“Today was a milestone for us. We filled a trolley!!! No mad dash to get in and out as quickly as possible only grabbing a handful of items. Lachlan was provided with such a positive experience in an environment that is challenging. Crawling under shelves, running out of the store, screaming, running, and yelling are our “norm” when we visits the supermarket. Behaviours that are his way of communicating “I can’t cope”. Today, these were obsolete.”
No-judgement shopping space
Autism Spectrum Australia Community Engagement and Operations Linzi Coyle told the Daily Mail that staff working during Quiet Hour had undertaken autism awareness training and were there to help.
Linzi hopes that Quiet Hour will provide a non-judgemental environment for families to shop in.
“Although we have modified some of the physical and sensory stimulators in store, we also hope to achieve a ‘no-judgement’ shopping space for people and families on the spectrum, where customers will feel comfortable and welcome,” she said.
The more subdued environment Coles has created meant Emily’s son Lachlan could shop comfortably with his mum, and they both felt more welcome and accepted.
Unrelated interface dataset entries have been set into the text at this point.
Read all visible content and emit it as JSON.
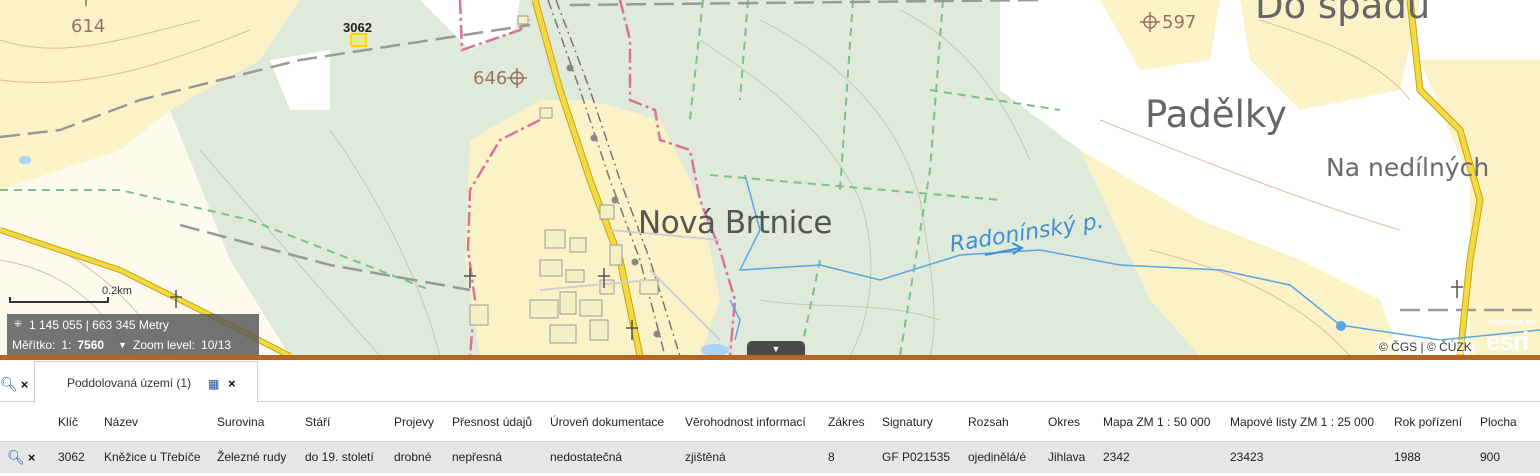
{
  "map": {
    "contour_labels": {
      "top_left": "614",
      "hill_646": "646",
      "hill_597": "597"
    },
    "place_names": {
      "town": "Nová Brtnice",
      "padelky": "Padělky",
      "do_spadu": "Do spádu",
      "na_nedilnych": "Na nedílných",
      "river": "Radonínský p."
    },
    "feature_label": "3062",
    "scale_bar_label": "0.2km",
    "coordinates": "1 145 055 | 663 345 Metry",
    "scale_label": "Měřítko:",
    "scale_prefix": "1:",
    "scale_value": "7560",
    "zoom_label": "Zoom level:",
    "zoom_value": "10/13",
    "attribution": "© ČGS | © ČÚZK",
    "esri_small": "POWERED BY",
    "esri_big": "esri"
  },
  "panel": {
    "tab_label": "Poddolovaná území (1)",
    "columns": [
      "Klíč",
      "Název",
      "Surovina",
      "Stáří",
      "Projevy",
      "Přesnost údajů",
      "Úroveň dokumentace",
      "Věrohodnost informací",
      "Zákres",
      "Signatury",
      "Rozsah",
      "Okres",
      "Mapa ZM 1 : 50 000",
      "Mapové listy ZM 1 : 25 000",
      "Rok pořízení",
      "Plocha"
    ],
    "rows": [
      [
        "3062",
        "Kněžice u Třebíče",
        "Železné rudy",
        "do 19. století",
        "drobné",
        "nepřesná",
        "nedostatečná",
        "zjištěná",
        "8",
        "GF P021535",
        "ojedinělá/é",
        "Jihlava",
        "2342",
        "23423",
        "1988",
        "900"
      ]
    ]
  },
  "colors": {
    "divider": "#b5651d",
    "row_bg": "#e6e6e6",
    "link_icon": "#1a5fb4",
    "road": "#f2d94a",
    "boundary": "#d9739a",
    "water": "#3f8fd4",
    "forest": "#dfeadb",
    "field": "#fbf2c8"
  },
  "icons": {
    "zoom": "magnifier-icon",
    "remove": "close-icon",
    "table": "table-icon",
    "collapse": "caret-down-icon",
    "coords": "crosshair-icon"
  }
}
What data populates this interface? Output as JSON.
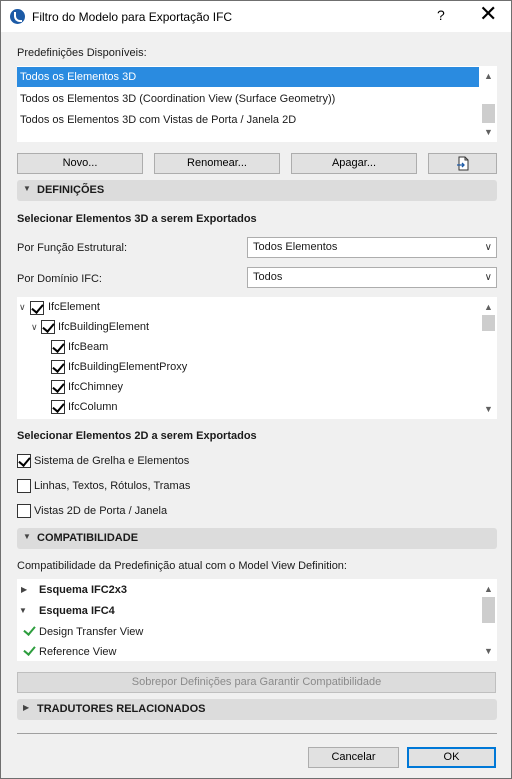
{
  "window": {
    "title": "Filtro do Modelo para Exportação IFC",
    "help": "?",
    "close": "✕"
  },
  "presets": {
    "label": "Predefinições Disponíveis:",
    "items": [
      "Todos os Elementos 3D",
      "Todos os Elementos 3D (Coordination View (Surface Geometry))",
      "Todos os Elementos 3D com Vistas de Porta / Janela 2D"
    ],
    "selected_index": 0
  },
  "buttons": {
    "new": "Novo...",
    "rename": "Renomear...",
    "delete": "Apagar...",
    "ok": "OK",
    "cancel": "Cancelar",
    "override": "Sobrepor Definições para Garantir Compatibilidade"
  },
  "definitions": {
    "header": "DEFINIÇÕES",
    "select3d_title": "Selecionar Elementos 3D a serem Exportados",
    "structural_label": "Por Função Estrutural:",
    "structural_value": "Todos Elementos",
    "domain_label": "Por Domínio IFC:",
    "domain_value": "Todos",
    "tree": [
      {
        "label": "IfcElement",
        "checked": true
      },
      {
        "label": "IfcBuildingElement",
        "checked": true
      },
      {
        "label": "IfcBeam",
        "checked": true
      },
      {
        "label": "IfcBuildingElementProxy",
        "checked": true
      },
      {
        "label": "IfcChimney",
        "checked": true
      },
      {
        "label": "IfcColumn",
        "checked": true
      }
    ],
    "select2d_title": "Selecionar Elementos 2D a serem Exportados",
    "opts2d": [
      {
        "label": "Sistema de Grelha e Elementos",
        "checked": true
      },
      {
        "label": "Linhas, Textos, Rótulos, Tramas",
        "checked": false
      },
      {
        "label": "Vistas 2D de Porta / Janela",
        "checked": false
      }
    ]
  },
  "compat": {
    "header": "COMPATIBILIDADE",
    "desc": "Compatibilidade da Predefinição atual com o Model View Definition:",
    "items": [
      {
        "label": "Esquema IFC2x3"
      },
      {
        "label": "Esquema IFC4"
      },
      {
        "label": "Design Transfer View"
      },
      {
        "label": "Reference View"
      }
    ]
  },
  "translators": {
    "header": "TRADUTORES RELACIONADOS"
  },
  "colors": {
    "selection": "#2a8be0",
    "check_green": "#2e9e3e",
    "section_bg": "#dcdcdc"
  }
}
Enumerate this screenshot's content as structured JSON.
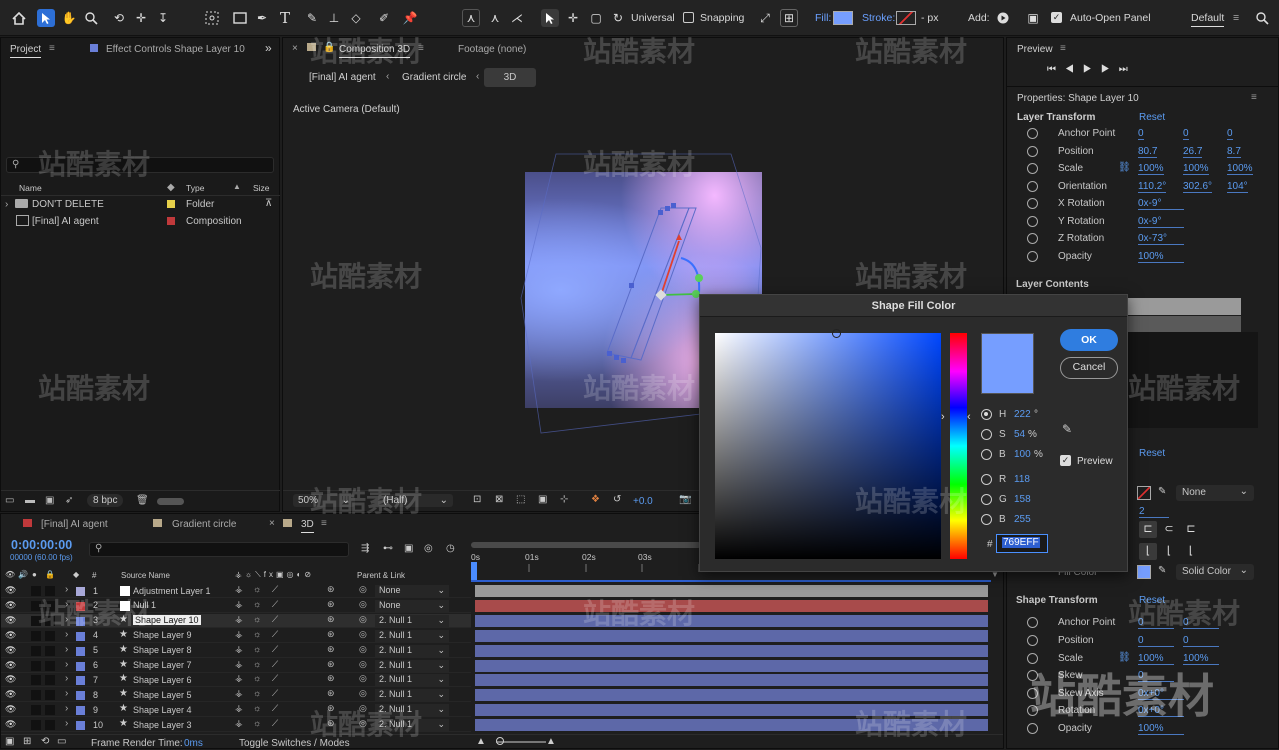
{
  "toolbar": {
    "universal": "Universal",
    "snapping": "Snapping",
    "fill_label": "Fill:",
    "stroke_label": "Stroke:",
    "stroke_unit": "- px",
    "add_label": "Add:",
    "auto_open_panel": "Auto-Open Panel",
    "workspace": "Default",
    "fill_color": "#769EFF"
  },
  "project_panel": {
    "tab_project": "Project",
    "tab_effect_controls": "Effect Controls Shape Layer 10",
    "col_name": "Name",
    "col_type": "Type",
    "col_size": "Size",
    "items": [
      {
        "name": "DON'T DELETE",
        "type": "Folder",
        "label_color": "#e6d04a"
      },
      {
        "name": "[Final] AI agent",
        "type": "Composition",
        "label_color": "#c0393b"
      }
    ],
    "bpc": "8 bpc"
  },
  "composition_panel": {
    "tab_composition": "Composition 3D",
    "tab_footage": "Footage (none)",
    "breadcrumb": [
      "[Final] AI agent",
      "Gradient circle",
      "3D"
    ],
    "camera_label": "Active Camera (Default)",
    "zoom": "50%",
    "resolution": "(Half)",
    "exposure": "+0.0"
  },
  "preview_panel": {
    "title": "Preview"
  },
  "properties_panel": {
    "title": "Properties: Shape Layer 10",
    "layer_transform": "Layer Transform",
    "reset": "Reset",
    "props": [
      {
        "label": "Anchor Point",
        "values": [
          "0",
          "0",
          "0"
        ]
      },
      {
        "label": "Position",
        "values": [
          "80.7",
          "26.7",
          "8.7"
        ]
      },
      {
        "label": "Scale",
        "values": [
          "100%",
          "100%",
          "100%"
        ]
      },
      {
        "label": "Orientation",
        "values": [
          "110.2°",
          "302.6°",
          "104°"
        ]
      },
      {
        "label": "X Rotation",
        "values": [
          "0x-9°"
        ]
      },
      {
        "label": "Y Rotation",
        "values": [
          "0x-9°"
        ]
      },
      {
        "label": "Z Rotation",
        "values": [
          "0x-73°"
        ]
      },
      {
        "label": "Opacity",
        "values": [
          "100%"
        ]
      }
    ],
    "layer_contents": "Layer Contents",
    "reset2": "Reset",
    "stroke_type": "None",
    "stroke_width": "2",
    "fill_color_label": "Fill Color",
    "fill_type": "Solid Color",
    "shape_transform": "Shape Transform",
    "reset3": "Reset",
    "shape_props": [
      {
        "label": "Anchor Point",
        "values": [
          "0",
          "0"
        ]
      },
      {
        "label": "Position",
        "values": [
          "0",
          "0"
        ]
      },
      {
        "label": "Scale",
        "values": [
          "100%",
          "100%"
        ]
      },
      {
        "label": "Skew",
        "values": [
          "0"
        ]
      },
      {
        "label": "Skew Axis",
        "values": [
          "0x+0°"
        ]
      },
      {
        "label": "Rotation",
        "values": [
          "0x+0°"
        ]
      },
      {
        "label": "Opacity",
        "values": [
          "100%"
        ]
      }
    ]
  },
  "timeline": {
    "tabs": [
      "[Final] AI agent",
      "Gradient circle",
      "3D"
    ],
    "timecode": "0:00:00:00",
    "fps": "00000 (60.00 fps)",
    "col_source": "Source Name",
    "col_parent": "Parent & Link",
    "ruler": [
      "0s",
      "01s",
      "02s",
      "03s"
    ],
    "layers": [
      {
        "num": "1",
        "name": "Adjustment Layer 1",
        "parent": "None",
        "color": "#a8a8d8",
        "bar": "#9a9a9a",
        "icon": "white-square"
      },
      {
        "num": "2",
        "name": "Null 1",
        "parent": "None",
        "color": "#c0393b",
        "bar": "#a84b4b",
        "icon": "white-square"
      },
      {
        "num": "3",
        "name": "Shape Layer 10",
        "parent": "2. Null 1",
        "color": "#6a7fd8",
        "bar": "#5d68a8",
        "icon": "star",
        "selected": true
      },
      {
        "num": "4",
        "name": "Shape Layer 9",
        "parent": "2. Null 1",
        "color": "#6a7fd8",
        "bar": "#5d68a8",
        "icon": "star"
      },
      {
        "num": "5",
        "name": "Shape Layer 8",
        "parent": "2. Null 1",
        "color": "#6a7fd8",
        "bar": "#5d68a8",
        "icon": "star"
      },
      {
        "num": "6",
        "name": "Shape Layer 7",
        "parent": "2. Null 1",
        "color": "#6a7fd8",
        "bar": "#5d68a8",
        "icon": "star"
      },
      {
        "num": "7",
        "name": "Shape Layer 6",
        "parent": "2. Null 1",
        "color": "#6a7fd8",
        "bar": "#5d68a8",
        "icon": "star"
      },
      {
        "num": "8",
        "name": "Shape Layer 5",
        "parent": "2. Null 1",
        "color": "#6a7fd8",
        "bar": "#5d68a8",
        "icon": "star"
      },
      {
        "num": "9",
        "name": "Shape Layer 4",
        "parent": "2. Null 1",
        "color": "#6a7fd8",
        "bar": "#5d68a8",
        "icon": "star"
      },
      {
        "num": "10",
        "name": "Shape Layer 3",
        "parent": "2. Null 1",
        "color": "#6a7fd8",
        "bar": "#5d68a8",
        "icon": "star"
      }
    ],
    "frame_render_label": "Frame Render Time:",
    "frame_render_value": "0ms",
    "toggle_switches": "Toggle Switches / Modes"
  },
  "color_dialog": {
    "title": "Shape Fill Color",
    "ok": "OK",
    "cancel": "Cancel",
    "preview_label": "Preview",
    "h_label": "H",
    "h_value": "222",
    "h_unit": "°",
    "s_label": "S",
    "s_value": "54",
    "s_unit": "%",
    "b_label": "B",
    "b_value": "100",
    "b_unit": "%",
    "r_label": "R",
    "r_value": "118",
    "g_label": "G",
    "g_value": "158",
    "bb_label": "B",
    "bb_value": "255",
    "hash": "#",
    "hex": "769EFF",
    "color": "#769EFF"
  },
  "watermark": "站酷素材"
}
“Today we walked side by side for the entire shopping trip, and the hardest challenge he faced was to make a decision about choosing Grain Waives or Tiny eddies. Kudos to you Coles for your quiet hour today, and acknowledging your environment for people entering your store can be a sensory land-mine for many to navigate.”
Emily said she felt heartened by Coles’ proactive approach to inclusivity.
“We are so lucky to have our local store as a pilot for such a great initiative. Please know that your acknowledgment of those who require the simplest of changes to environments to assist in making them more comfortable, is respected and appreciated. Thank you!”
A game-changing work in progress
Coles accessibility sponsor Peter Sheean told news.com.au the feedback for Quiet Hour had been overwhelmingly positive and the supermarket giant were considering next steps.
“Our store teams at Ringwood and Balwyn East are enthusiastic about the trial and customers have provided wonderful feedback to them, and have also taken to social media to let us know what they think,” Peter said.
“It’s fantastic to hear that the small changes we made in store to help reduce noise and distractions have helped to make a difference to the shopping experience for our customers who find it challenging to shop in a heightened sensory environment. We will be looking at the results and feedback to determine the next steps.”
If you live in Melbourne, remember:
Quiet Hour is 10.30am until 11.30am every Tuesday until the end of October – but only at Coles at Ringwood and Balwyn East stores.
Excellent effort, Coles!
Are there stores in your area that are taking steps to be more inclusive? We’d love to hear about them! Let us know via our Facebook page.